What is being asked:
The copy must match the data word for word and contain no pictures.

App and web page records

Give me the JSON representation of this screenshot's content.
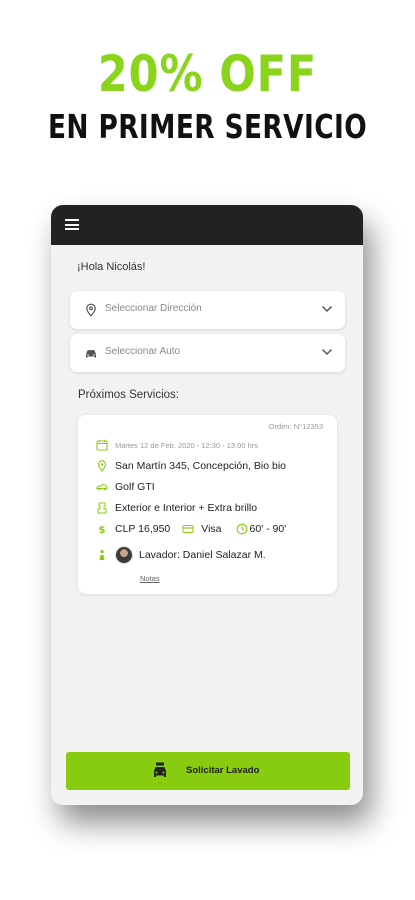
{
  "promo": {
    "headline": "20% OFF",
    "subheadline": "EN PRIMER SERVICIO"
  },
  "app": {
    "greeting": "¡Hola Nicolás!",
    "address_select": {
      "placeholder": "Seleccionar Dirección",
      "icon": "location-pin-icon"
    },
    "car_select": {
      "placeholder": "Seleccionar Auto",
      "icon": "car-icon"
    },
    "section_title": "Próximos Servicios:",
    "service": {
      "order": "Orden: N°12353",
      "date": "Martes 12 de Feb. 2020 - 12:30 - 13:00 hrs",
      "address": "San Martín 345, Concepción, Bio bio",
      "car": "Golf GTI",
      "service_type": "Exterior e Interior + Extra brillo",
      "price": "CLP 16,950",
      "payment": "Visa",
      "duration": "60' - 90'",
      "washer": "Lavador: Daniel Salazar M.",
      "notes_link": "Notas"
    },
    "cta_label": "Solicitar Lavado"
  },
  "colors": {
    "accent": "#88cc10",
    "topbar": "#222222",
    "background": "#f2f2f2"
  }
}
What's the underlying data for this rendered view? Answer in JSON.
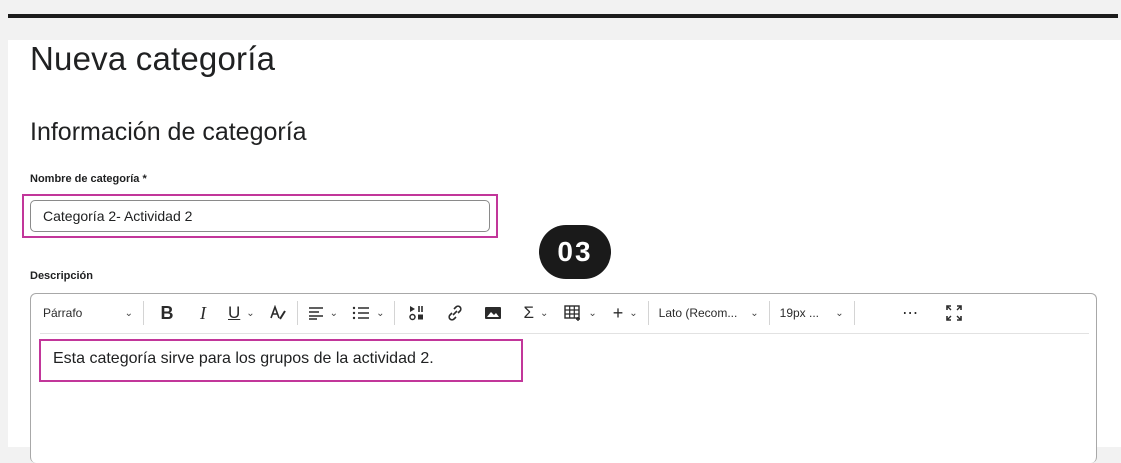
{
  "page": {
    "title": "Nueva categoría",
    "section_title": "Información de categoría"
  },
  "form": {
    "name_label": "Nombre de categoría *",
    "name_value": "Categoría 2- Actividad 2",
    "description_label": "Descripción"
  },
  "badge": {
    "step": "03"
  },
  "editor": {
    "toolbar": {
      "block_format": "Párrafo",
      "font_family": "Lato (Recom...",
      "font_size": "19px ..."
    },
    "content": "Esta categoría sirve para los grupos de la actividad 2."
  },
  "colors": {
    "highlight": "#c2369a",
    "badge_bg": "#1a1a1a"
  },
  "icons": [
    "bold-icon",
    "italic-icon",
    "underline-icon",
    "text-color-icon",
    "align-icon",
    "list-icon",
    "media-icon",
    "link-icon",
    "image-icon",
    "equation-icon",
    "table-icon",
    "insert-icon",
    "more-icon",
    "fullscreen-icon"
  ]
}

Output below:
Give me the JSON representation of this screenshot's content.
{
  "promo": {
    "headline": "20% OFF",
    "subheadline": "EN PRIMER SERVICIO"
  },
  "app": {
    "greeting": "¡Hola Nicolás!",
    "address_select": {
      "placeholder": "Seleccionar Dirección",
      "icon": "location-pin-icon"
    },
    "car_select": {
      "placeholder": "Seleccionar Auto",
      "icon": "car-icon"
    },
    "section_title": "Próximos Servicios:",
    "service": {
      "order": "Orden: N°12353",
      "date": "Martes 12 de Feb. 2020 - 12:30 - 13:00 hrs",
      "address": "San Martín 345, Concepción, Bio bio",
      "car": "Golf GTI",
      "service_type": "Exterior e Interior + Extra brillo",
      "price": "CLP 16,950",
      "payment": "Visa",
      "duration": "60' - 90'",
      "washer": "Lavador: Daniel Salazar M.",
      "notes_link": "Notas"
    },
    "cta_label": "Solicitar Lavado"
  },
  "colors": {
    "accent": "#88cc10",
    "topbar": "#222222",
    "background": "#f2f2f2"
  }
}
What's the underlying data for this rendered view? Answer in JSON.
{
  "page": {
    "title": "Nueva categoría",
    "section_title": "Información de categoría"
  },
  "form": {
    "name_label": "Nombre de categoría *",
    "name_value": "Categoría 2- Actividad 2",
    "description_label": "Descripción"
  },
  "badge": {
    "step": "03"
  },
  "editor": {
    "toolbar": {
      "block_format": "Párrafo",
      "font_family": "Lato (Recom...",
      "font_size": "19px ..."
    },
    "content": "Esta categoría sirve para los grupos de la actividad 2."
  },
  "colors": {
    "highlight": "#c2369a",
    "badge_bg": "#1a1a1a"
  },
  "icons": [
    "bold-icon",
    "italic-icon",
    "underline-icon",
    "text-color-icon",
    "align-icon",
    "list-icon",
    "media-icon",
    "link-icon",
    "image-icon",
    "equation-icon",
    "table-icon",
    "insert-icon",
    "more-icon",
    "fullscreen-icon"
  ]
}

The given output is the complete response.